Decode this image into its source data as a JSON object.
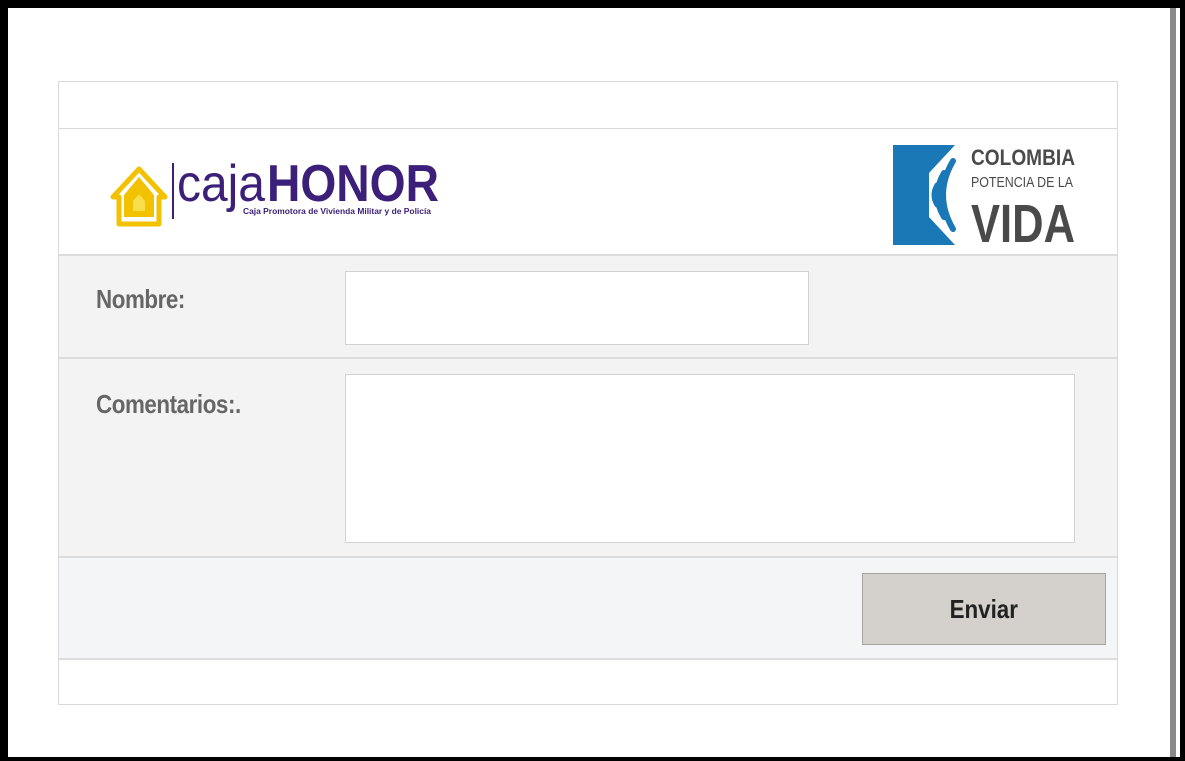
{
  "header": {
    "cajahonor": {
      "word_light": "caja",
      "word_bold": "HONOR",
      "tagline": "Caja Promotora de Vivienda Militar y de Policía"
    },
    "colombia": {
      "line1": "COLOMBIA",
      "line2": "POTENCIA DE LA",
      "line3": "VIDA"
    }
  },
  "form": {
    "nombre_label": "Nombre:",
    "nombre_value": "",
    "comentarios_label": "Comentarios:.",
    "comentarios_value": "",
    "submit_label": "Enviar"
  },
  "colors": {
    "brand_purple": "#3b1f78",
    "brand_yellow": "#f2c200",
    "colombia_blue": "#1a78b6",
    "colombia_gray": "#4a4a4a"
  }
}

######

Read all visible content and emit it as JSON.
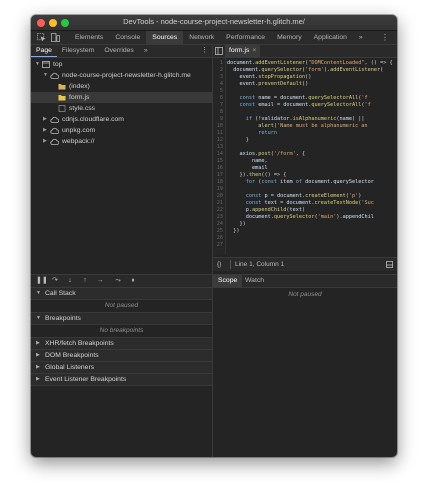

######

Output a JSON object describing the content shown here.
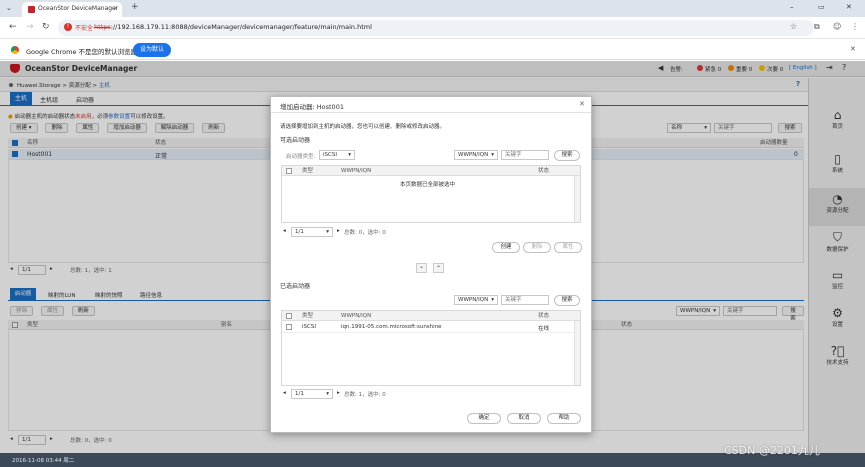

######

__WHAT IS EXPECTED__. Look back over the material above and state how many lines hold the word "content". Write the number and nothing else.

__SOLUTION FOR THIS TASK__. 2